--- EXERCISE MATERIAL ---
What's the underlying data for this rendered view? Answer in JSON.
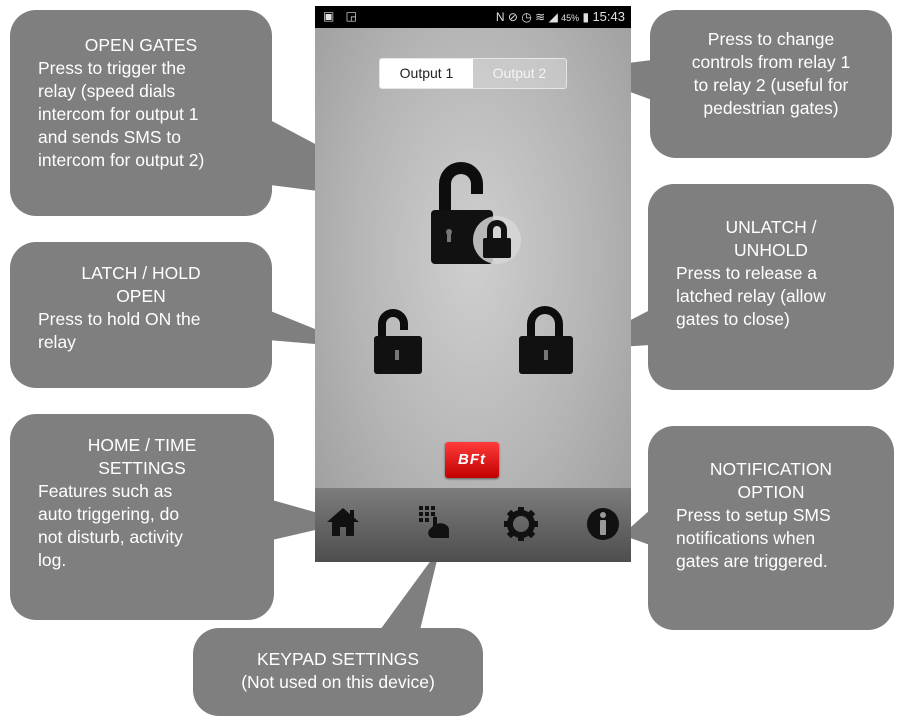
{
  "status_bar": {
    "time": "15:43",
    "battery": "45%"
  },
  "tabs": [
    {
      "label": "Output 1"
    },
    {
      "label": "Output 2"
    }
  ],
  "brand": {
    "logo_text": "BFt",
    "color": "#e01010"
  },
  "nav": {
    "icons": [
      "home-icon",
      "keypad-icon",
      "gear-icon",
      "info-icon"
    ]
  },
  "callouts": {
    "open_gates": {
      "title": "OPEN GATES",
      "body": [
        "Press to trigger the",
        "relay (speed dials",
        "intercom for output 1",
        "and sends SMS to",
        "intercom for output 2)"
      ]
    },
    "change_controls": {
      "body": [
        "Press to change",
        "controls from relay 1",
        "to relay 2 (useful for",
        "pedestrian gates)"
      ]
    },
    "latch": {
      "title": [
        "LATCH / HOLD",
        "OPEN"
      ],
      "body": [
        "Press to hold ON the",
        "relay"
      ]
    },
    "unlatch": {
      "title": [
        "UNLATCH /",
        "UNHOLD"
      ],
      "body": [
        "Press to release a",
        "latched relay (allow",
        "gates to close)"
      ]
    },
    "home": {
      "title": [
        "HOME / TIME",
        "SETTINGS"
      ],
      "body": [
        "Features such as",
        "auto triggering, do",
        "not disturb, activity",
        "log."
      ]
    },
    "notification": {
      "title": [
        "NOTIFICATION",
        "OPTION"
      ],
      "body": [
        "Press to setup SMS",
        "notifications when",
        "gates are triggered."
      ]
    },
    "keypad": {
      "body": [
        "KEYPAD SETTINGS",
        "(Not used on this device)"
      ]
    }
  },
  "colors": {
    "callout_bg": "#7f7f7f",
    "status_bar": "#000000"
  }
}
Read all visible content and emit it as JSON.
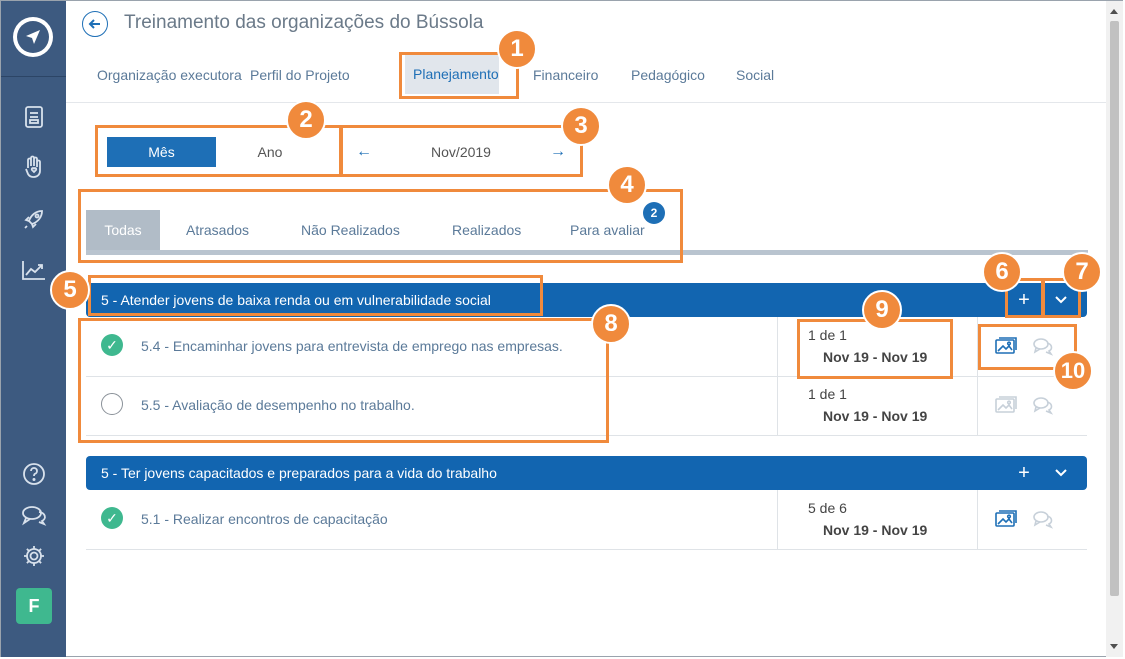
{
  "window": {
    "title": "Treinamento das organizações do Bússola"
  },
  "sidebar": {
    "icons": [
      "compass-logo-icon",
      "document-icon",
      "hand-heart-icon",
      "rocket-icon",
      "chart-line-icon",
      "help-icon",
      "chat-icon",
      "gear-icon"
    ],
    "avatar_letter": "F",
    "avatar_color": "#3fb88f"
  },
  "nav": {
    "tabs": [
      "Organização executora",
      "Perfil do Projeto",
      "Planejamento",
      "Financeiro",
      "Pedagógico",
      "Social"
    ],
    "active": "Planejamento"
  },
  "period": {
    "mes": "Mês",
    "ano": "Ano",
    "selected": "Mês",
    "current": "Nov/2019"
  },
  "filters": {
    "tabs": [
      "Todas",
      "Atrasados",
      "Não Realizados",
      "Realizados",
      "Para avaliar"
    ],
    "active": "Todas",
    "para_avaliar_badge": "2"
  },
  "goals": [
    {
      "title": "5 - Atender jovens de baixa renda ou em vulnerabilidade social",
      "tasks": [
        {
          "label": "5.4 - Encaminhar jovens para entrevista de emprego nas empresas.",
          "done": true,
          "count": "1 de 1",
          "range": "Nov 19 - Nov 19"
        },
        {
          "label": "5.5 - Avaliação de desempenho no trabalho.",
          "done": false,
          "count": "1 de 1",
          "range": "Nov 19 - Nov 19"
        }
      ]
    },
    {
      "title": "5 - Ter jovens capacitados e preparados para a vida do trabalho",
      "tasks": [
        {
          "label": "5.1 - Realizar encontros de capacitação",
          "done": true,
          "count": "5 de 6",
          "range": "Nov 19 - Nov 19"
        }
      ]
    }
  ],
  "annotations": [
    "1",
    "2",
    "3",
    "4",
    "5",
    "6",
    "7",
    "8",
    "9",
    "10"
  ],
  "colors": {
    "primary": "#1265b0",
    "accent": "#f08a3c",
    "sidebar": "#3d5a80",
    "success": "#3fb88f"
  }
}
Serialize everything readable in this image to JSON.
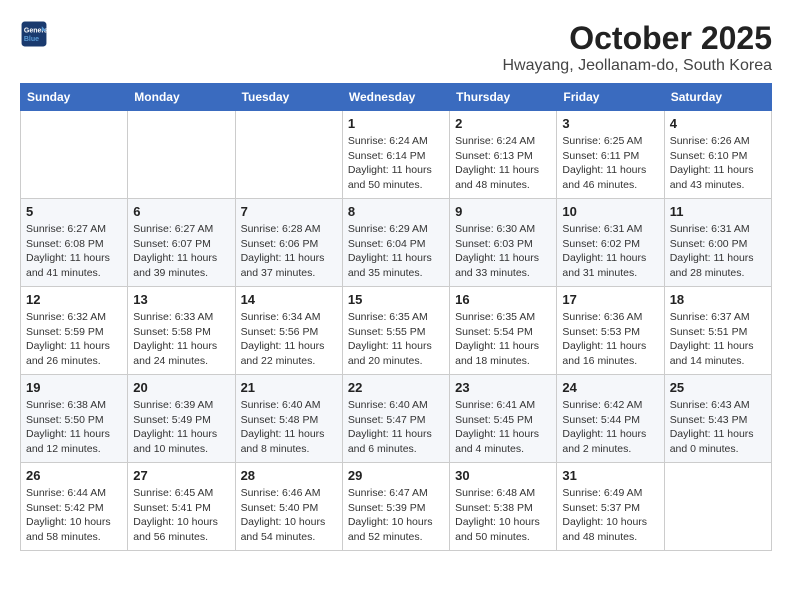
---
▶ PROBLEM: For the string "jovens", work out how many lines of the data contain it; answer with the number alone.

▶ RESPONSE TO THIS TASK: 3